Search the data for the word "icon" and copy out every line that has it.

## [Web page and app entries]
________________

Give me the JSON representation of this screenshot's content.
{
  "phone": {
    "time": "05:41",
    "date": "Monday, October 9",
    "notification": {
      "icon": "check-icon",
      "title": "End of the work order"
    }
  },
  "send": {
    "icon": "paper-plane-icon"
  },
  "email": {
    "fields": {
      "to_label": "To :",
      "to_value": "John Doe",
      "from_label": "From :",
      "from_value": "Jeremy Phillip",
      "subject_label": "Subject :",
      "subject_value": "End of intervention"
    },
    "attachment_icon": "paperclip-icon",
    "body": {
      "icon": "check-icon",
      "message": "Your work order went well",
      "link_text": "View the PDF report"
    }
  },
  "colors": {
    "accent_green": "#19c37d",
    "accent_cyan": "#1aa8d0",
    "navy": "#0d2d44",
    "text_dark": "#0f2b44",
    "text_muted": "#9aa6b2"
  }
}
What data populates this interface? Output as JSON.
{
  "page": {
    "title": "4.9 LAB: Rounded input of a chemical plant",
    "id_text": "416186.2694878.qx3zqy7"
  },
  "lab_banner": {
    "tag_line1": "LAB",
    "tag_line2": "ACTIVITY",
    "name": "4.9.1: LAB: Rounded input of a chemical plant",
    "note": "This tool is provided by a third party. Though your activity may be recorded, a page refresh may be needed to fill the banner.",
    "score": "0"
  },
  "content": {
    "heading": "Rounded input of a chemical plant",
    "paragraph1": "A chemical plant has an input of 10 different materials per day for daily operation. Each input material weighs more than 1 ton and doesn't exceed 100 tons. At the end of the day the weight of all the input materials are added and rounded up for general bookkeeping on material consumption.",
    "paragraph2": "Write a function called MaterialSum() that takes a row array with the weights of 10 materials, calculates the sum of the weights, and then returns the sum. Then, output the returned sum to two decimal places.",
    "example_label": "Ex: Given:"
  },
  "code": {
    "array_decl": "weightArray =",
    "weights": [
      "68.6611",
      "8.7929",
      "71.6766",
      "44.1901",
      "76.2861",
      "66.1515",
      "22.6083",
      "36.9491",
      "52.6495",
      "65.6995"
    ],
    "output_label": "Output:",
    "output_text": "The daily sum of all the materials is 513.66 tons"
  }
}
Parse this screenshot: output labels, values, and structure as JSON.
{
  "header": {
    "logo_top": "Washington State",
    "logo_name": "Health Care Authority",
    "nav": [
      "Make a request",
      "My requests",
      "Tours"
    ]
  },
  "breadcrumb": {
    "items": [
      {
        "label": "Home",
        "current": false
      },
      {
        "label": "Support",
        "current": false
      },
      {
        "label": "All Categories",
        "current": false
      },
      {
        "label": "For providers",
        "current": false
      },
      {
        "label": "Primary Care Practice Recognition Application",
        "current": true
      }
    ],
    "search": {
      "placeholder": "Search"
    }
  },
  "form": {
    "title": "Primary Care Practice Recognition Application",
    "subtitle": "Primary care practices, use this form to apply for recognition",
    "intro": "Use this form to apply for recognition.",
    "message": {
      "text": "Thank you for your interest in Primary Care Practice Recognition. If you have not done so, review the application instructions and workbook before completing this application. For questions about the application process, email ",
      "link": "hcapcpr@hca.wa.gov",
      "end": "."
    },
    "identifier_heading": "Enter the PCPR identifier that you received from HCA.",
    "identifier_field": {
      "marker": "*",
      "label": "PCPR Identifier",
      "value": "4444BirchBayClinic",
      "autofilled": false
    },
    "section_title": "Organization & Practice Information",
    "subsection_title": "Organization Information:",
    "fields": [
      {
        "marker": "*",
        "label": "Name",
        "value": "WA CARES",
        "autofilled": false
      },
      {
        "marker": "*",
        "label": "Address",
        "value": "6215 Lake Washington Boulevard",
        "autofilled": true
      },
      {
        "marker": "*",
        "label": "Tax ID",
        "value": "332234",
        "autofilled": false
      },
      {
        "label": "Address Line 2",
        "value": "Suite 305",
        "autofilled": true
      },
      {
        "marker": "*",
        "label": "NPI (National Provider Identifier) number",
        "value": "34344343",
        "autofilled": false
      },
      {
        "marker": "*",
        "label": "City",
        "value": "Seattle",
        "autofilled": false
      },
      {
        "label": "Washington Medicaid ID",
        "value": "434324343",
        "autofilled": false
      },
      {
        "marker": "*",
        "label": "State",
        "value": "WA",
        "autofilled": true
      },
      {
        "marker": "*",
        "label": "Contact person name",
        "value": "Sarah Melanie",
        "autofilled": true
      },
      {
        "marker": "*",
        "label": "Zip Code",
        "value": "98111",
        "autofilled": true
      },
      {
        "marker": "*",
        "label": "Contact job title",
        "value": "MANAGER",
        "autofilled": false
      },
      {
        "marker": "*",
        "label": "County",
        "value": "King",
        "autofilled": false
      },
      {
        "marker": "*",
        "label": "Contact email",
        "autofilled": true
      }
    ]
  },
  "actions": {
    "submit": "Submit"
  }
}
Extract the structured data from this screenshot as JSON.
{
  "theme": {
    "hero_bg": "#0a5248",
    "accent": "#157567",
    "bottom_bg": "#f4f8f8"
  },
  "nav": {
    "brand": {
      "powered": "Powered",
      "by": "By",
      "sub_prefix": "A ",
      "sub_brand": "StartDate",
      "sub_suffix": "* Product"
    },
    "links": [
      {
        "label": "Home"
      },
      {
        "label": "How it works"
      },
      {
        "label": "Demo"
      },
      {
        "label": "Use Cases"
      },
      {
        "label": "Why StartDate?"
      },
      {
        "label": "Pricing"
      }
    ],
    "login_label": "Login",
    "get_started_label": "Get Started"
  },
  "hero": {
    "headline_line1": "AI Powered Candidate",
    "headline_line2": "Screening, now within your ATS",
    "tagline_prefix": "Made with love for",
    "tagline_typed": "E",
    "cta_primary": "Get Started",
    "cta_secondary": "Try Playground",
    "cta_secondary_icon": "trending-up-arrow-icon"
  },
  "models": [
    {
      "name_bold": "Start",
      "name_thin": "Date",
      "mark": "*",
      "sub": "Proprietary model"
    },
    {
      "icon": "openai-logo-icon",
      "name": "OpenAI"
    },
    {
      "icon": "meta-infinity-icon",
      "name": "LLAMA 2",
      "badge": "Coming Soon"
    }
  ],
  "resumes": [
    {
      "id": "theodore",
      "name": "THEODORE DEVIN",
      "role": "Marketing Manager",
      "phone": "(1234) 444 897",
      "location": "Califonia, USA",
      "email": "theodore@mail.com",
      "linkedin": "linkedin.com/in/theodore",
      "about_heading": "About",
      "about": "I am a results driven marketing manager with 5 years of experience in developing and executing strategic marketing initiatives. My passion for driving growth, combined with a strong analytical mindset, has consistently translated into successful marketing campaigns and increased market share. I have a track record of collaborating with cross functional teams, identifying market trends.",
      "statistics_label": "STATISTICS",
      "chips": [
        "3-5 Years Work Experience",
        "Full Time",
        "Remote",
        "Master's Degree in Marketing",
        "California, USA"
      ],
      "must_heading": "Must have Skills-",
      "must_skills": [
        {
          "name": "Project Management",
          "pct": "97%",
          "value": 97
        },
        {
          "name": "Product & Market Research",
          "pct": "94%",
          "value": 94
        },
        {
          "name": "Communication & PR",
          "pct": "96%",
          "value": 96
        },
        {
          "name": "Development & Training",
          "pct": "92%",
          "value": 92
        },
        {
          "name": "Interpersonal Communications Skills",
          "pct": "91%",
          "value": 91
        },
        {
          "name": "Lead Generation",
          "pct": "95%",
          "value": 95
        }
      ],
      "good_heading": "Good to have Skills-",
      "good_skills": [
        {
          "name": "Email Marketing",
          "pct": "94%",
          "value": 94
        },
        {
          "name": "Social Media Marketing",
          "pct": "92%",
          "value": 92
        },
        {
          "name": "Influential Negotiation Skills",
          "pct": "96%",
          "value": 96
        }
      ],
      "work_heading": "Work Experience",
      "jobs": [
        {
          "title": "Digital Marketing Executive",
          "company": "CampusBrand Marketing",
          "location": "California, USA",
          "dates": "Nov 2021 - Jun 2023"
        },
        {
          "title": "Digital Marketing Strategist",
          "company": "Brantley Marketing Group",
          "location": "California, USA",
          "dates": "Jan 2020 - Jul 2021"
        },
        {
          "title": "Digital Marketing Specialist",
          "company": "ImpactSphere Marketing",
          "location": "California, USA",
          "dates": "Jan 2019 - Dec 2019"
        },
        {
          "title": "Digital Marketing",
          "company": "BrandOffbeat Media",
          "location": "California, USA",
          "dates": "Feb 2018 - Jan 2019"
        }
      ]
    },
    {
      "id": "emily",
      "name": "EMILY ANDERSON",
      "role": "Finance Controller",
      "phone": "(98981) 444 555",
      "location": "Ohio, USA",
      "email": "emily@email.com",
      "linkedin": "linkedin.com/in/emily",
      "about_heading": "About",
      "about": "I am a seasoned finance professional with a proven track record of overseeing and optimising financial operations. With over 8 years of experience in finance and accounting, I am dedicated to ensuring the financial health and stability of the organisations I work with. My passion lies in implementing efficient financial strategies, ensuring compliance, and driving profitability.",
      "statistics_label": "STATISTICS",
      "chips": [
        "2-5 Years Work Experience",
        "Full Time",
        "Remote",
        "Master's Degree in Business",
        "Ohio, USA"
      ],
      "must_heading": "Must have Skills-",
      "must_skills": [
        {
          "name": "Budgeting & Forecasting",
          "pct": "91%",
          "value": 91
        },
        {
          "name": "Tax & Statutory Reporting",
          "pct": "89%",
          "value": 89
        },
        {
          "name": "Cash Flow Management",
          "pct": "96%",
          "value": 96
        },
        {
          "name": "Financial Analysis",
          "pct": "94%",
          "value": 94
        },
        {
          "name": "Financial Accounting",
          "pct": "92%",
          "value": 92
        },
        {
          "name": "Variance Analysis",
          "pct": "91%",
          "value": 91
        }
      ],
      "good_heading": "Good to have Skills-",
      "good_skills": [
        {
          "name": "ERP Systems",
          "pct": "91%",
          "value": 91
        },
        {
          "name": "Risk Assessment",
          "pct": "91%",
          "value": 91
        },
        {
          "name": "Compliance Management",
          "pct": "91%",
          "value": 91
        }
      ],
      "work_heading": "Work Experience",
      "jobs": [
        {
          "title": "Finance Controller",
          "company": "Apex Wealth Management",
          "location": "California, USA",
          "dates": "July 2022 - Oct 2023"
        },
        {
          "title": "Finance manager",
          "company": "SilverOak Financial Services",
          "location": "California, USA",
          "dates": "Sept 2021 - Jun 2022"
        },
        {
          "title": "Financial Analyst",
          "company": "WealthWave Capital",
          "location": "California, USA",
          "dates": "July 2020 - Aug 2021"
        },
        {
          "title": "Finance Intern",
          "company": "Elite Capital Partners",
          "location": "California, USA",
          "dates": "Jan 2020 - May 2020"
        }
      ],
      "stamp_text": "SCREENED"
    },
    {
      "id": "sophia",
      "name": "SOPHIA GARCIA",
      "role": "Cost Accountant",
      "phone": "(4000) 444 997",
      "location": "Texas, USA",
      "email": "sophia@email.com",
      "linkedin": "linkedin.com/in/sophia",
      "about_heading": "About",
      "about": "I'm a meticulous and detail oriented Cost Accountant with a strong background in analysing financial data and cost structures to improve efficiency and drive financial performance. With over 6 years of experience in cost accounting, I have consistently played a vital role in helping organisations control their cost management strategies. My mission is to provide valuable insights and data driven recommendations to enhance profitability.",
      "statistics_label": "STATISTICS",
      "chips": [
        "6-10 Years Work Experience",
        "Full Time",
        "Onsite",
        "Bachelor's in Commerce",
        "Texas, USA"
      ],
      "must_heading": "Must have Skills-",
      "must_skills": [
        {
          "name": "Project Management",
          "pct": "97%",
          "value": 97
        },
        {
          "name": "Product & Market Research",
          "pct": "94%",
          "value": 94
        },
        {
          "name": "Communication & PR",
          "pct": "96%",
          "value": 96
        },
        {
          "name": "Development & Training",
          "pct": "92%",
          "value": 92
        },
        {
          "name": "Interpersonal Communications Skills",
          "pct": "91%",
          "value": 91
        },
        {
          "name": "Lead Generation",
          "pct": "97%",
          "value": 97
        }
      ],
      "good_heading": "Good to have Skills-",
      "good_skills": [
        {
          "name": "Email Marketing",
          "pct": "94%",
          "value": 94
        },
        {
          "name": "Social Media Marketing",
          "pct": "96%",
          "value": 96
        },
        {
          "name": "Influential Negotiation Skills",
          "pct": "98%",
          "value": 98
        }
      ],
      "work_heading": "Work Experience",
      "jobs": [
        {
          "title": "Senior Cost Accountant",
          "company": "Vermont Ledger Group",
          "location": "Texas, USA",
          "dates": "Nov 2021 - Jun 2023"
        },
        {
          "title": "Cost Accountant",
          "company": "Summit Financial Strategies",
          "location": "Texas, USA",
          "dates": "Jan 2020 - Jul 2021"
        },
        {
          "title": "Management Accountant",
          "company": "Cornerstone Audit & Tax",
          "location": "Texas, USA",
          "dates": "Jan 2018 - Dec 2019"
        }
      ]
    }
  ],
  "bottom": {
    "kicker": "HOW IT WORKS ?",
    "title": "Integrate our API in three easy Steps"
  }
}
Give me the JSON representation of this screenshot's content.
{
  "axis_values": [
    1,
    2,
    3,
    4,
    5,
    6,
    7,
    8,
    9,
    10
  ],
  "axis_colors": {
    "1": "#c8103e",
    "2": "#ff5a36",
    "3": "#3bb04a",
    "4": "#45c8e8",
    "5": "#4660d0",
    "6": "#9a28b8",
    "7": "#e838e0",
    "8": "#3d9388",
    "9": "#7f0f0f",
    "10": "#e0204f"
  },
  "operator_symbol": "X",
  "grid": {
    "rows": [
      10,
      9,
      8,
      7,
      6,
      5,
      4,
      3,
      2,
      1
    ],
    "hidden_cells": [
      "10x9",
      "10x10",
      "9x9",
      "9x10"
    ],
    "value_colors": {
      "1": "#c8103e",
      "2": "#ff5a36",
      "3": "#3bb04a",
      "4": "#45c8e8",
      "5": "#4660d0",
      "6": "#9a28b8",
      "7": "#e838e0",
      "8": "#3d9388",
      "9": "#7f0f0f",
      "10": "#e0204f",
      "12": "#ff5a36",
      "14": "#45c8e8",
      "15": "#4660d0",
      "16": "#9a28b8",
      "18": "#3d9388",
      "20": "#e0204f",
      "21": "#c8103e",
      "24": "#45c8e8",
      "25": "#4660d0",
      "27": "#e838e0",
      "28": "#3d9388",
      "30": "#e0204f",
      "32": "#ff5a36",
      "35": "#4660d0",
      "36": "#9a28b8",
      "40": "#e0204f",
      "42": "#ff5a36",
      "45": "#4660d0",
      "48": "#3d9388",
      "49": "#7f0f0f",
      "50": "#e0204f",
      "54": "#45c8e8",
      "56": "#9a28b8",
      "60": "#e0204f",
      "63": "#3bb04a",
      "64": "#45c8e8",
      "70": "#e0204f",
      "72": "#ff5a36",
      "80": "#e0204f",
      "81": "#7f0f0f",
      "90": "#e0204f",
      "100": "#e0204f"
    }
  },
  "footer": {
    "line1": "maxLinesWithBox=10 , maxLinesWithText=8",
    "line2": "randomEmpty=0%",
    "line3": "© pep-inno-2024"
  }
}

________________

## [RESPONSE BELOW]
      "icon": "check-icon",
    "icon": "paper-plane-icon"
    "attachment_icon": "paperclip-icon",
      "icon": "check-icon",
    "cta_secondary_icon": "trending-up-arrow-icon"
      "icon": "openai-logo-icon",
      "icon": "meta-infinity-icon",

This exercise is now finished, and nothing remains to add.